Second, I need to figure out a workflow for sharing good stuff back out to my network. This has worked well in the past through bookmarking using Pinboard, which then fires off some IFTTT applets to ping content out to Twitter, into link posts on this blog, and into Evernote to read later or consider for inclusion in my newsletter. I need to get this back on track and ensure it still works, particularly when I am mostly working from my phone.

Third, I need to experiment a bit with how I publish content, particularly here on the blog. I’m not convinced the basic link posts that dominated for most of last year are a great use of this space – they are better suited to a medium like Twitter, and to be collected together in the newsletter. I’m really intrigued by the weeknote format that Jukesie has been popularising, and I do believe it would be healthy for me to be able to post reflective pieces here to get a better understanding of how I am progressing things at work, whilst hopefully sharing something useful for readers. There are a few different formats for weeknotes, some that baldly state what happened that week, others more reflective and personal. I think I’ll probably aim for the latter, but as with most things, it’ll probably take a few goes to get the tone and format right.

I also need to consider how I use the other platforms available to me. We have the work blog of course, for which I am contractually obliged to produce content. We also have a thriving internal network of Teams, to which it’s helpful to curate and post links and content to share with colleagues. I don’t want to end up duplicating loads of stuff and copying and pasting content from one place to another, so that might need a little thought.

Restarting the newsletter is also important to me. It’s been bothering me that I haven’t sent one out in ages and it’s a shame, because it used to get a load of good feedback. I suspect perhaps switching it from weekly to fortnightly might help ease some of the burden. The newsletter though is something that I will struggle to do from my phone. Whilst it’s technically possible, it would probably drive me mad attempting it!

In summary then, I need to find some time and space to read and research, come up with a mobile-centric workflow for writing and sharing interesting things with my network, and experiment with new forms of writing that fit in with the above whilst bring value to me and to my network. Seems reasonable, but probably not that easy.

If anyone has any ideas, I’d be really interested to hear them!

LINK: “What’s happening with the service standard?”

We first talked about updating the service standard around a year ago. Since then, we’ve talked to hundreds of people in central and local government.

It’s still a work in progress, but we think we’re getting close to a final draft which supports the government’s ambition to deliver joined up, end to end services that meet user needs.

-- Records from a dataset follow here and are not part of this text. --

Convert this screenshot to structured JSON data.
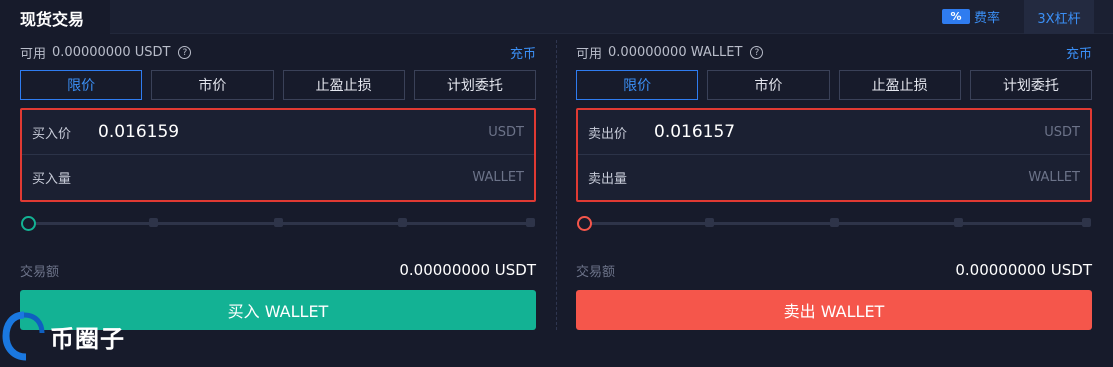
{
  "header": {
    "title": "现货交易",
    "fee_badge": "%",
    "fee_label": "费率",
    "leverage_label": "3X杠杆"
  },
  "buy": {
    "available_label": "可用",
    "available_value": "0.00000000 USDT",
    "deposit_label": "充币",
    "tabs": [
      {
        "label": "限价",
        "active": true
      },
      {
        "label": "市价",
        "active": false
      },
      {
        "label": "止盈止损",
        "active": false
      },
      {
        "label": "计划委托",
        "active": false
      }
    ],
    "price_label": "买入价",
    "price_value": "0.016159",
    "price_unit": "USDT",
    "qty_label": "买入量",
    "qty_value": "",
    "qty_unit": "WALLET",
    "slider_level": 0,
    "amount_label": "交易额",
    "amount_value": "0.00000000 USDT",
    "button_label": "买入 WALLET",
    "accent_color": "#13b294"
  },
  "sell": {
    "available_label": "可用",
    "available_value": "0.00000000 WALLET",
    "deposit_label": "充币",
    "tabs": [
      {
        "label": "限价",
        "active": true
      },
      {
        "label": "市价",
        "active": false
      },
      {
        "label": "止盈止损",
        "active": false
      },
      {
        "label": "计划委托",
        "active": false
      }
    ],
    "price_label": "卖出价",
    "price_value": "0.016157",
    "price_unit": "USDT",
    "qty_label": "卖出量",
    "qty_value": "",
    "qty_unit": "WALLET",
    "slider_level": 0,
    "amount_label": "交易额",
    "amount_value": "0.00000000 USDT",
    "button_label": "卖出 WALLET",
    "accent_color": "#f5564b"
  },
  "watermark": {
    "text": "币圈子",
    "icon": "coin-logo-icon"
  }
}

So we thought it would be useful to provide some details about the direction it’s going in.

Original: https://gds.blog.gov.uk/2018/09/12/whats-happening-with-the-service-standard/

LINK: “Salesforce adds low-code tools so everyone can automate their CRM workflow”

Probably the most important aspect of the new tools announced today is that they are based on the Lightning Design System, and so form part of the entire landscape of tools used to build Salesforce CRM applications. In earlier generations of the Salesforce platform, people often came up against what insiders used to call a ‘declarative cliff’, where they would come up against one small element that couldn’t be done via point-and-click, and then the whole process would have to be coded from scratch. Because the new tools are part of a single platform, the objects and process flows they create can be fine-tuned in Lightning App Builder, or handed over to a developer for more in-depth coding as required.

Original: https://diginomica.com/2018/09/13/salesforce-adds-low-code-tools-everyone-automate-crm-workflow/